[ Nouakchott, Mauritania]
After a full ten days holed up in Nouadhibou, the Grand Adventure into Mauritania’s interior began when I hopped one of the world’s longest trains. I biked out to the train yard–about 10km north of town–wayyyyyy too early. (I was two hours early, the train was two hours late. I’ll leave the math to you. Let’s just say there was plenty of time to sit and observe the sand blowing, the flies flying, the donkey’s and camels going about their chores. )
Although there is a passenger car with tickets and other such niceties, most people ride the iron-ore wagons for free. Most People = People Like Me. Folks began arriving with goods to transport into the interior for sale, or to return back for work shifts at the mine, or simply to return to their families. This is a daily ballet, and an entire support structure has grown up around it–military and police representatives checking papers, a guy selling flashlights and snacks, that sort of thing. Not surprisingly I was the only non-Mauritanian on the train, and certainly the only guy with a fully loaded bicycle planning to get himself dropped off deep in the Sahara in the middle of the night.
Turns out that’s quite a conversation starter, and I had lots of new, curious friends before the train arrived. ‘Twas a good thing, there being absolutely no way to get heavy items up into the wagons without help. I had plenty.
When the train pulled away at 5:30pm, I was in a car with four others, the bike settled and ready for the journey.
To describe the ride as “exciting” is inadequate. Riding into the desert with the setting sun, leaving all paved roads and easily accessible settlements behind was fantastic–and another of those “I’ve been imagining this ride forever, and now I’m here” moments that put a huge and stupid smile on my (dusty, weathered) face.
It’s unfortunate that I couldn’t photograph the night-time experience: a moonless, cloudless night hundreds of miles away from any light pollution was a stargazer’s experience par excellence.
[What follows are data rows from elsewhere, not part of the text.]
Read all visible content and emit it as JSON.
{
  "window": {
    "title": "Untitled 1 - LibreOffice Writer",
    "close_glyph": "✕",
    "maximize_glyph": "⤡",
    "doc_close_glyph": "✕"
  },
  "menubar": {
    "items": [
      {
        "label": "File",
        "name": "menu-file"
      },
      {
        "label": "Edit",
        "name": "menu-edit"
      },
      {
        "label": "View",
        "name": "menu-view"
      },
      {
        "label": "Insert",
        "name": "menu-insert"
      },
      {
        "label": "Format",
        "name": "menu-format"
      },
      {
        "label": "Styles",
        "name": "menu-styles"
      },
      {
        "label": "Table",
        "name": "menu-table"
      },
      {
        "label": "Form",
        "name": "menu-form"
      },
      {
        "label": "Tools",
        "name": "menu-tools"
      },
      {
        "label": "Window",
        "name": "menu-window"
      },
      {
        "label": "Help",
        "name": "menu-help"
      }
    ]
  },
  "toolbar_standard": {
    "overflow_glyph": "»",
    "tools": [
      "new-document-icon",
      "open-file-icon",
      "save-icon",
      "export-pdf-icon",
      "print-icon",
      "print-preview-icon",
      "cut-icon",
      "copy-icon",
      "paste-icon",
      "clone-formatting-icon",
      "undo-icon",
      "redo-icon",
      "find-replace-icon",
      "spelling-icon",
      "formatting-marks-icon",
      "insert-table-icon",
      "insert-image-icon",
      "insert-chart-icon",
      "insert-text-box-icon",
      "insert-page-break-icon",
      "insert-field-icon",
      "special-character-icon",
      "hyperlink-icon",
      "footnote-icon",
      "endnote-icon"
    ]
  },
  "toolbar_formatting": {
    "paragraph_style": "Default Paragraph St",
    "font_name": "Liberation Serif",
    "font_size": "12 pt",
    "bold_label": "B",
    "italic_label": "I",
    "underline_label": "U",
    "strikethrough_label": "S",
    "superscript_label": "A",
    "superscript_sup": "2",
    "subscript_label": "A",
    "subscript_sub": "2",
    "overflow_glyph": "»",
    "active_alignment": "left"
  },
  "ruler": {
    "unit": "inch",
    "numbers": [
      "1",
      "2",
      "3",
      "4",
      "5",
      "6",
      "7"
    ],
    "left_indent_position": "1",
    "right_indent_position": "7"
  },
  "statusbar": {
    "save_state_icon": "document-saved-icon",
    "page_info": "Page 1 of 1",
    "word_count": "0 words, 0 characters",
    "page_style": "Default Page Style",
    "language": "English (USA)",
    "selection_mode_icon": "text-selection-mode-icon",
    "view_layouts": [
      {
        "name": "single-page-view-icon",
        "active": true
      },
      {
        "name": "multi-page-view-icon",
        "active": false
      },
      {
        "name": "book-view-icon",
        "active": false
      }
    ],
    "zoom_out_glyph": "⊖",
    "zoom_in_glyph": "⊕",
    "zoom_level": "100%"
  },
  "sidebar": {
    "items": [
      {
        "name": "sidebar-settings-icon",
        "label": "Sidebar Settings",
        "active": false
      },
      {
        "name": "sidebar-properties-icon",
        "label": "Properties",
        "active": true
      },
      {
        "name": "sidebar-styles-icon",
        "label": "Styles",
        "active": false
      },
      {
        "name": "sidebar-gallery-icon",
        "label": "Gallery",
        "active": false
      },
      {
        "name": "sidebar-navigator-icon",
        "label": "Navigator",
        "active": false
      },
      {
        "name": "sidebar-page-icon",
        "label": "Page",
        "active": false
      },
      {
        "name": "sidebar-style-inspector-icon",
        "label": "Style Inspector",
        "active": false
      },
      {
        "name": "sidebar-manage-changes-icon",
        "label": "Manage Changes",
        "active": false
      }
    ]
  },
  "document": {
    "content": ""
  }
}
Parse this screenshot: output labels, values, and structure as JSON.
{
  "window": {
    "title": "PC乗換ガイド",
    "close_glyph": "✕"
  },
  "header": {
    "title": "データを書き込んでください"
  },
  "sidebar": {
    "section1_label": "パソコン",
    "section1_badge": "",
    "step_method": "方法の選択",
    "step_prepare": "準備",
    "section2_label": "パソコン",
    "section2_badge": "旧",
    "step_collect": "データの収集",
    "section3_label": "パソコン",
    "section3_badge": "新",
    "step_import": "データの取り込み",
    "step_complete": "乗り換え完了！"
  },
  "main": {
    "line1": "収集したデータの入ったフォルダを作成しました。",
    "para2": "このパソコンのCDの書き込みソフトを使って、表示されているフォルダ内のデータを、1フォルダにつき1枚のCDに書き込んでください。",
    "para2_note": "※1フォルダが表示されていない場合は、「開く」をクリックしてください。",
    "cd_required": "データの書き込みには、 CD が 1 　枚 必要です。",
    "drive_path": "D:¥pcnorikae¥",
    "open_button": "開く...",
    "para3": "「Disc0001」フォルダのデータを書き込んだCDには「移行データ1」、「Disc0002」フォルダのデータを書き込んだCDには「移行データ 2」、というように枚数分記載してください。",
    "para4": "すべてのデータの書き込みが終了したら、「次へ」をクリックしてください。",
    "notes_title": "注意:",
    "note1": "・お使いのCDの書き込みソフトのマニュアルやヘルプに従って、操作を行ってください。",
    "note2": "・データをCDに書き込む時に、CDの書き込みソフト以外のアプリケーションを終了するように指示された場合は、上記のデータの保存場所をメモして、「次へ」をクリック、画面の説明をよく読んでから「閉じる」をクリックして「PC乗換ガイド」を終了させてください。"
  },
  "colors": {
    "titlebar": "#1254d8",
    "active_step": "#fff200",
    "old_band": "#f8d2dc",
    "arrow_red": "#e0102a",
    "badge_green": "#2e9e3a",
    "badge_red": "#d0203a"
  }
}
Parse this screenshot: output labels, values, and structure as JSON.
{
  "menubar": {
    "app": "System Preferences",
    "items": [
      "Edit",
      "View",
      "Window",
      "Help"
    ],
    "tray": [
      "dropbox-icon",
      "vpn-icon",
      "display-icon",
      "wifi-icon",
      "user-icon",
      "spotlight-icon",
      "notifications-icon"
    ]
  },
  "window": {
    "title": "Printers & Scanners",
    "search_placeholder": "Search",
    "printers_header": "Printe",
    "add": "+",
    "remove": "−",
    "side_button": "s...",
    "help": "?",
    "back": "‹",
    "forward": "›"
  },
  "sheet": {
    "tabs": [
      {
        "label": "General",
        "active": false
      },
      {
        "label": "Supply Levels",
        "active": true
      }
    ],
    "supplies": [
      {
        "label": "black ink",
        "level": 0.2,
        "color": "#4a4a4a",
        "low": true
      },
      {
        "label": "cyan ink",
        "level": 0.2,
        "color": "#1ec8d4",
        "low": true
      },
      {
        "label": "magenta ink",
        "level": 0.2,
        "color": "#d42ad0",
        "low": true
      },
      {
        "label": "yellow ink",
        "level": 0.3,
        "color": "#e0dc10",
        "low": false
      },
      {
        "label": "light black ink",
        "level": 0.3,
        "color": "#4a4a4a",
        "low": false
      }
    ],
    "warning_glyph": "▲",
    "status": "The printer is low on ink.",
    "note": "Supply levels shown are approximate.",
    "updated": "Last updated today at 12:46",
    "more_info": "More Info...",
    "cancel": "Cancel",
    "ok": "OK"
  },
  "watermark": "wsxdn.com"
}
Jolting, banging, screaming train cars don’t lend themselves too well to tripod use, though, so you’ll just have to take my word for it or–better yet–come to Mauritania and see it for yourself.
At some point I curled up inside my tarp on the floor of the wagon and fell asleep under the stars. We stopped once at midnight for a toilet break (about 20 minutes), and I was jolted from a deep sleep at 3:30am when we stopped at my destination, Choum (sounds like “Shoom”). I was alone in the car at that point, but my former car-mates hopped in to help me unload. Five minutes later, I was standing alone by the side of the tracks in the starry Saharan night.
If you want to know what happens next, you’ll have to stay tuned. It’ll be in the next post, I promise.
If you haven’t figured it out by now, the captions for these photos are often extensive. They are not written to fit conveniently in the pop-up text window (they were originally written for posting to Facebook, which is where the images are stored). For easier reading, click on any image and scroll through them in the image viewer. Thanks!